    I used to live in northern VA and did landscape work from March through December. We'd get laid off from about mid-December to early March and a buddy and I would cut and hand split firewood, sell it for $125 a cord for some cash. We didn't make much an hour but we had a good time.
    Deuce
     
  15. burley

    burley Well-Known Member

    Nov 26, 2006
    Kansas
    Oh buddy... You see my icon? Its a hedgeapple. You know where that sucker came from? From KANSAS! :) Man, my whole dang web site is devoted to chainsaw stories - mostly from Kansas. Actually there's one there from GA. [/quote]
    He's just pulling your chain ;D
    BTW NE Ks here what part of the state you in huckle ?
     
  16. Bear76

    Bear76 New Member

    489
    Jan 9, 2008
    Kansas
    Lies, all lies. Up until now I believed everything you said. You just lost all credibility in my eyes  ;D

    Then again until I moved here I was always like "ugh, Kansas is so flat!" Now I get mad when people say Kansas is flat, I just need to remind them that they've never been to MY neck of the woods! I may not be a Kansan by birth, but I'm a Kansan by choice!

    Hedge apples are the best :) I put them all over my house to keep spiders away.

    All you chain-sawyers, is there certain types of wood that works better than others?
     
  17. huckle

    huckle New Member

    270
    Jan 15, 2010
    Oh buddy... You see my icon? Its a hedgeapple. You know where that sucker came from? From KANSAS! :) Man, my whole dang web site is devoted to chainsaw stories - mostly from Kansas. Actually there's one there from GA. [/quote]
    He's just pulling your chain  ;D
    BTW NE Ks here what part of the state you in huckle  ?[/quote]

    Over by K-State.
     
  18. Deuce3

    Deuce3 Member

    565
    May 6, 2008
    For firewood, it's hard to beat oak; white oak is the best.  Kind of depends on what region you're in as to what folks say is the best firewood.  
     
  19. burley

    burley Well-Known Member

    Nov 26, 2006
    Kansas
    I was suprised something beat out hedge(Osage Orange )  ;D

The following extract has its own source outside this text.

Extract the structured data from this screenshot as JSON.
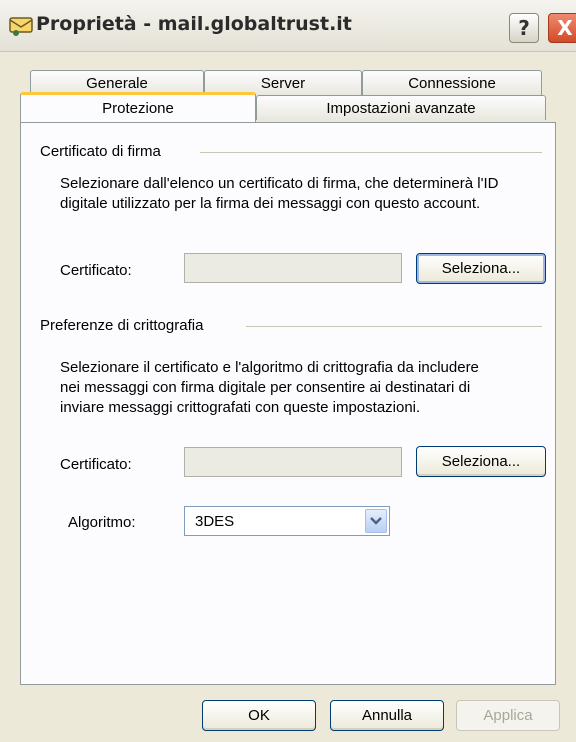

    White and red oak are just average for choices around here ;hedge , hickory ,locust are more used/favored. It may be the best hardwood you have in good supply but we stack it with hedge to make it burn better. Course if you don't have it to burn don't do much good either  ;)
    Here are some weight/btu comparisons;

    Common Name Species Name Pounds
    /Cord Mbtu's
    /Cord
    Oak, Live (Southern) Quercus virginiana 4,840 36.6
    Osage Orange (Hedge) Maclura pomifera 4,728 32.9
    Madrone, Pacific Arbutus menziesii 4,086 30.9
    Dogwood Cornus 4,025 30.4
    Oak, Oregon (Garry) Quercus garryana 3,710 28.0
    Hickory, Shagbark Carya ovata 4,327 27.7
    Oak, Tanbark (Tanoak) Lithocarpus densiflorus 3,650 27.5
    Hop Hornbeam (Ironwood) Ostrya virginiana 4,267 27.3
    Beech, Blue (Ironwood) Carpinus caroliniana 3,890 26.8
    Birch, Black Betula lenta 3,890 26.8
    Locust, Black Robinia pseudoacacia 3,890 26.8
    Hickory, Bitternut  Carya cordiformis 3,832 26.7
    Locust, Honey Gleditsia triacanthos 3,832 26.7
    Apple Malus domestica 4,100 26.5
    Myrtle, Oregon (Pepperwood) Umbellularia californica 3,450 26.1
    Mulberry Morus rubra 3,712 25.8
    Oak, White Quercus alba 4,012 25.7
    Beech, European Fagus sylvatica 3,757 24
    Maple, Sugar Acer saccharum 3,757 24
    Oak, Red Quercus rubra  3,757 24
    http://www.chimneysweeponline.com/howood.htm
     
  20. huckle

    huckle New Member

    270
    Jan 15, 2010
    Nothing is as fun as hedge, though! Snap. Crackle. Pop.